There is an architecture of the migrant. It is survivalist, built with what is available, made as quickly as possible, with safety as its core value. Americans romanticize that architecture as “Colonial”: simple timber buildings, with symmetric beginnings, infinite additions, and adaptations. But “Colonial” architecture is not what was built first by the immigrants to a fully foreign land 400 years ago. Like all migrant housing, time made it temporary and forgotten.
Living in the 21st century, the noise of the moment can deafen us to timeless human realities. Rather than a political fight, the differences between the establishment and those entering it have been a fundamental legacy of the human condition. Just a little knowledge reveals that our humanity is independent of history, even culture. “Food, shelter, and clothing” are necessities, not graded achievements.
“Shelter” is as essential now as it was before the Internet. Cultural and historic realities are part of all architecture. Three years ago, I along with co-author Steve Culpepper, wrote “A Home Called New England” where we confronted the 400-year-old genesis of America’s status quo in New England.
History is as factual as gravity in its effect on how we design, that informs our perceptions no matter how “Modern” we are. In writing the book, I discovered that the “Ur” American Architecture, so-called “Colonial” architecture, was not the architecture of the immigrants who invaded North America in the 17th century.
But before any thought of migration was contemplated explorers visited. From almost every country in Europe, ships came, not to immigrate, but to survey, and grab what plunder or trade was available.
The last 18 months show how an uncontrollable disease can fully transform our reality. Those visitors left off Yellow fever, smallpox, plague, trichinosis, chickenpox, along with influenza, kidney and liver bacteria – all these alien infections ended the lives of at least 40% of the indigenous population before immigration started. The established culture was often simply absent when the migrants arrived, unlike today, where a small number are dropped into a dominant reality.
To survive, the invaders had to build as quickly as possible, and the default Medieval aesthetic was used as it was known by the immigrants. In eastern Massachusetts one of the few homes left of the pre-“Colonial” era stands: The 1651 Peak House in Medfield – the existing building is a 1711 reconstruction after the original burned. Rather than make a new “Colonial” building, the rebuilders simply replicated what had been lost. Its “rules” are both idiosyncratic to the migrants, but also universal to all those dropping into a foreign place: and reflect what all immigrants need to create a safe harbor for themselves:

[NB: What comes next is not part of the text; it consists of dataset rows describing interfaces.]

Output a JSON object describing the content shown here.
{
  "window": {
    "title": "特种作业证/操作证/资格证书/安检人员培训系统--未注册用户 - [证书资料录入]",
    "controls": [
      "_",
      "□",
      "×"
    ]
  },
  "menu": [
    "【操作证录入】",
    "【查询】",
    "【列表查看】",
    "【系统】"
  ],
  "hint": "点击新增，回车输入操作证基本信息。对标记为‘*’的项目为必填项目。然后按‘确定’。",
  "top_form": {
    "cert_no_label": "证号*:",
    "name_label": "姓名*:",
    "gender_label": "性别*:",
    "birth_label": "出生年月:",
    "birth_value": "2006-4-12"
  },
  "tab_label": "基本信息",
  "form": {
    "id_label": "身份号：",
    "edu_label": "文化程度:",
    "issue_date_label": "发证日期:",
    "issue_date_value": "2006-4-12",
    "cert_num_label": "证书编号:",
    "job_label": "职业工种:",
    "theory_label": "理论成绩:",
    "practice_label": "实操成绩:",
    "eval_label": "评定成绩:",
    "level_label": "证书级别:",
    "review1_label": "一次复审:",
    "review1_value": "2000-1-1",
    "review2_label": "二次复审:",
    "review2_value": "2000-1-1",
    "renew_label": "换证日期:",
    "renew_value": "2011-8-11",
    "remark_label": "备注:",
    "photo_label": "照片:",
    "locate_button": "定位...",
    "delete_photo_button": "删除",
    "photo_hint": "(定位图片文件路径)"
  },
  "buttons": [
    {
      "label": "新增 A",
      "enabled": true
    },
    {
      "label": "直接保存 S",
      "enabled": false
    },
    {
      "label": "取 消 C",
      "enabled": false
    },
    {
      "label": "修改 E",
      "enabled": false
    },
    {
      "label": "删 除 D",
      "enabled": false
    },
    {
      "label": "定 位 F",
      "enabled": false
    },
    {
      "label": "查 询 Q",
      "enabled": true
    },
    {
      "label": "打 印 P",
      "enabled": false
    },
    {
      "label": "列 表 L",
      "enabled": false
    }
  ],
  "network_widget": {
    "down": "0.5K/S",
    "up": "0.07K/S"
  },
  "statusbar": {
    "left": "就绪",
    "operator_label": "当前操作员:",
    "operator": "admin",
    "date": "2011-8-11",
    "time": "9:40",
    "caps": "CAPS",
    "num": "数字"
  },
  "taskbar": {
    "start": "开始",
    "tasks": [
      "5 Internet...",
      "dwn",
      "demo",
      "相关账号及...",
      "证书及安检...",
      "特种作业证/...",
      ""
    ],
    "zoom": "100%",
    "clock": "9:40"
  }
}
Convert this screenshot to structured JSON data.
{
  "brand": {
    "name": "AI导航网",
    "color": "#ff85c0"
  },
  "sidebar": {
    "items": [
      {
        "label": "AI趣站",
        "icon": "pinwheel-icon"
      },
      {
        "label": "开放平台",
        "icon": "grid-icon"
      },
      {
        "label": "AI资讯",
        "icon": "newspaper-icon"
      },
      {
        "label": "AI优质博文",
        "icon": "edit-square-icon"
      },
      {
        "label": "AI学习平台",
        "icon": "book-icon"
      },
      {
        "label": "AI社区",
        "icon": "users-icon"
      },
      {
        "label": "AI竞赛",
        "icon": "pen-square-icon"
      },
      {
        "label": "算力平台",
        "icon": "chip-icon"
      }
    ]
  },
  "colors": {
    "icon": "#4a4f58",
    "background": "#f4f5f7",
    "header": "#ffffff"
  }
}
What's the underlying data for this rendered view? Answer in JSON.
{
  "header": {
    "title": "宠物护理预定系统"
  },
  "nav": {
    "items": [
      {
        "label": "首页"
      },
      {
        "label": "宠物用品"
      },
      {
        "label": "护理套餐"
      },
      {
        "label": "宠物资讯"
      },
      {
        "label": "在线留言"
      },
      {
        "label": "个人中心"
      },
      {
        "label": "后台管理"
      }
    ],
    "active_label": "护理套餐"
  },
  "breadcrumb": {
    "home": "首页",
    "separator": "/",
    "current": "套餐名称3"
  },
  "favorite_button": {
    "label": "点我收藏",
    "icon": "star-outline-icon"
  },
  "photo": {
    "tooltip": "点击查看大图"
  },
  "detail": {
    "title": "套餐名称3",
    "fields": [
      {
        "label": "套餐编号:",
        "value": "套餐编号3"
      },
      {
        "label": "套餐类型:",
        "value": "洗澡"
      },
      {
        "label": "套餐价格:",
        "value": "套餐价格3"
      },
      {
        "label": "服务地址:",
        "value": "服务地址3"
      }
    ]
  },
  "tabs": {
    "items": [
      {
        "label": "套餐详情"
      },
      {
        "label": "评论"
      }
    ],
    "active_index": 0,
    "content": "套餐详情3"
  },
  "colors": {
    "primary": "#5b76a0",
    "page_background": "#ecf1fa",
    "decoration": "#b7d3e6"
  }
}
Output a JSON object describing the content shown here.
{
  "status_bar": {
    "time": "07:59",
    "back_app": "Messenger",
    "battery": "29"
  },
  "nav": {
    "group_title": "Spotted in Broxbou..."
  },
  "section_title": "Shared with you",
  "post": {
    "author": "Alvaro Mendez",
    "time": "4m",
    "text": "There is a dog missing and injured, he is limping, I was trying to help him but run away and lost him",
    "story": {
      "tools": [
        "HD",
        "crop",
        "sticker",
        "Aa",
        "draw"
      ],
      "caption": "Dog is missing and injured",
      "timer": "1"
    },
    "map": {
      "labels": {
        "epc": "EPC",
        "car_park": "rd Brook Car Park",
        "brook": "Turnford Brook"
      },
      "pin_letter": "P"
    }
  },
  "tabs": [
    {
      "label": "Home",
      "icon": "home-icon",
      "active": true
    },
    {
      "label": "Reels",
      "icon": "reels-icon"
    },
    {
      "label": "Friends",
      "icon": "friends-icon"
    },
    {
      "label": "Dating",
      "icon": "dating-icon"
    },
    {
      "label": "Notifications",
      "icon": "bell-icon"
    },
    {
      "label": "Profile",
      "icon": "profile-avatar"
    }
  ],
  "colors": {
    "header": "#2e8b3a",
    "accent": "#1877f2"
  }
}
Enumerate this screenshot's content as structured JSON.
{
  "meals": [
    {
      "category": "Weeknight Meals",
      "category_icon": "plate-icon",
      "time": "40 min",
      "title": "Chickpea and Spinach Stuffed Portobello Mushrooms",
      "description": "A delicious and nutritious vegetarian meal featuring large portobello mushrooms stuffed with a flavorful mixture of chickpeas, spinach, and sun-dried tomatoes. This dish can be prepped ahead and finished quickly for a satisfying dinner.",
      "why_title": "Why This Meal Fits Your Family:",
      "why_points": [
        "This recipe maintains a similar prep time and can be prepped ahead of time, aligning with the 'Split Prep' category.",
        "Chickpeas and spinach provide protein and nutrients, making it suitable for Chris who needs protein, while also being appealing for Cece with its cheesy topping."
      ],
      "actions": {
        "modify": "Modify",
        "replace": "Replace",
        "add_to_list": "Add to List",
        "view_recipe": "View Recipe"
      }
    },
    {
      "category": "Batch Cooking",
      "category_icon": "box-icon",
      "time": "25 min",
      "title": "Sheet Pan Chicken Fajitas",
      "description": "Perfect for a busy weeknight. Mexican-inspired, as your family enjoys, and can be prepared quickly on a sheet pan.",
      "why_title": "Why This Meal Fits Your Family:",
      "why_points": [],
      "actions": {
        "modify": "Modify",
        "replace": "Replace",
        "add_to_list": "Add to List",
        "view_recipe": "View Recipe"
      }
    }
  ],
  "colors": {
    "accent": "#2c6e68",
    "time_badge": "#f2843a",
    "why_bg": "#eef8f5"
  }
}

- Minimal: 400 square feet, including a second-floor loft
- Simple: a rectangular plan, symmetric gable roof
- Aesthetics: from the migrant home culture - in this case, Medieval: no eaves, tiny windows, minimal ornament - the steeply pitched roofs were needed for thatched covering in Europe, an approach that took too much time to reproduce by migrants, so speed mandated wood shingles and that material’s speed and water tightness ultimately allowed for shallower pitches in ”Colonial” architecture.
- Planning – Basic: one open living space with a large masonry chimney set to subdivide (and heat and cool) it, with an open loft above, connected by a steep stair – often with a curtain being the only separation between generations
- Form – elementally a box, but a steep roof pitch on top, with a ridge in the long direction, as said, the Medieval pitch that also made the loft space.
This stark box, virtually a wood tent, has an aesthetic pungency that is shocking to the orthodox view most Americans have of what the migrants built. This image is shocking because the last 300 years have served to void the existing indigenous culture that was receiving immigrants, so the migrants became “Colonists”, not invaders. That nostalgia and romanticism of the “Colonial” aesthetic were embodied in the classic New England Cape, Saltbox, Center Hall - the first American architecture. In reality, the first buildings that sheltered desperate immigrants were essential, referential to a Medieval aesthetic that is simply ignored by today's Real Estate machine that sells a cultural "brand" and aesthetic.
Essential structures used by all immigrants are built first for humanity without effect. The Peak House manifests the survivalist efficiencies that all first-generation migrant housing must embody. There is an elemental dignity to manifesting a life beyond the safety of cultural orthodoxy, and it is found in the Peak House.
This article is part of the ArchDaily Topic: Migration. Every month we explore a topic in-depth through articles, interviews, news, and projects. Learn more about our monthly topics. As always, at ArchDaily, we welcome the contributions of our readers; if you want to submit an article or project, contact us.